Every year Woody Allen delivers another new film, some good, some not so good and some terrible like 2006's Scoop which, already paid for in part by the British via the BBC's licence fee, was released (on cut-price discs) by DVD pirates on a main road in north London.

So Allen is patently a genius when it comes to finding finance for his annual films.

This time around Amazon Films take credit for his 2017 effort (and they're welcome to it), helping deliver a sad misfire which is set on Coney Island amusement park in the 1950s.

Coney Island - well recreated here - may well have provided amusement more than half a century ago.

Allen doesn't.

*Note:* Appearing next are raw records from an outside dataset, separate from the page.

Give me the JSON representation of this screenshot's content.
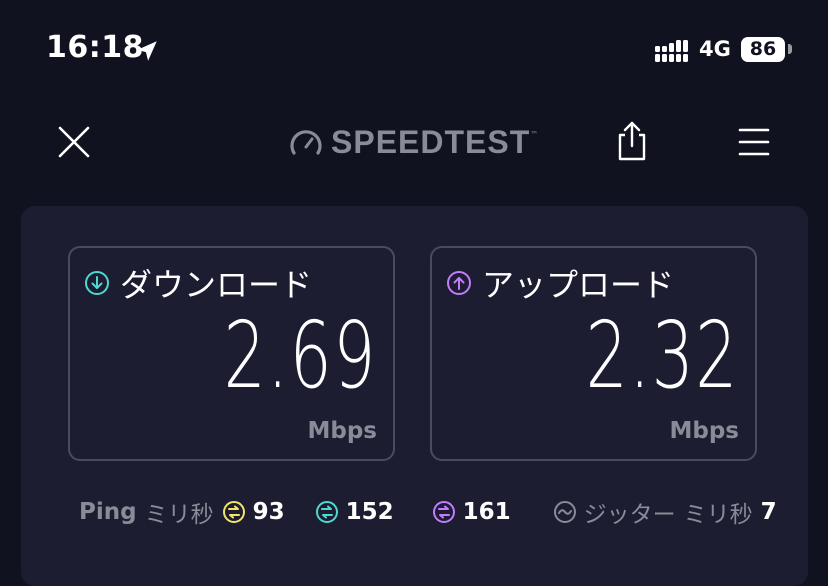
{
  "status_bar": {
    "time": "16:18",
    "network": "4G",
    "battery": "86"
  },
  "nav": {
    "logo_text": "SPEEDTEST",
    "logo_tm": "™"
  },
  "results": {
    "download": {
      "title": "ダウンロード",
      "value": "2.69",
      "unit": "Mbps",
      "icon": "download-arrow-icon",
      "color": "#4fd8d0"
    },
    "upload": {
      "title": "アップロード",
      "value": "2.32",
      "unit": "Mbps",
      "icon": "upload-arrow-icon",
      "color": "#c17cff"
    }
  },
  "ping": {
    "label": "Ping",
    "unit": "ミリ秒",
    "idle": {
      "value": "93",
      "color": "#f4e36a"
    },
    "download": {
      "value": "152",
      "color": "#4fd8d0"
    },
    "upload": {
      "value": "161",
      "color": "#c17cff"
    }
  },
  "jitter": {
    "label": "ジッター",
    "unit": "ミリ秒",
    "value": "7"
  }
}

Long-ago aspirant performer Winslet now works as a waitress and lives with her thuggish carousel operator husband Belushi (giving all and rather too often rather too much) and their young son who, sadly, is a dedicated pyromaniac.

The increasingly lacklustre offering is briefly catalysed when Winslet has an affair with lifeguard Timberlake who does his best, but is frequently brought down by Allen's dim dialogue. His reaction to Winslet's unhappiness - 'The dramatist in me sensed she was in some kind of trouble. Her body language read vulnerable and desperate' - is more embarrassing than revealing.

Enter Timberlake's daughter from his first marriage who is on the run from murderous gangsters. Temple plays her with more gusto than conviction.

And, she too, has an affair with Timberlake.

I hope I haven't made it sound too entertaining.

It's not.

Technically proficient (Vittorio Storaro's digital cinematography in particular is excellent) Wonder Wheel fails to grip and ultimately falls flat, finally resembling a methodical but uninspired pastiche of some (rightly) forgotten 1950s' Hollywood melodrama.

What kept me watching the screen rather than my watch which appeared at times to have stopped was Winslet, whose searing performance, far better than the material deserves, is the film's sole saving grace and impressive with it.

Alan Frank

USA 2017. UK Distributor: Warner Brothers. Colour.
101 minutes. Not widescreen. UK certificate: 12A.

Guidance ratings (out of 3): Sex/nudity 1, Violence/Horror 0, Drugs 0, Swearing 1.

Review date: 10 Mar 2018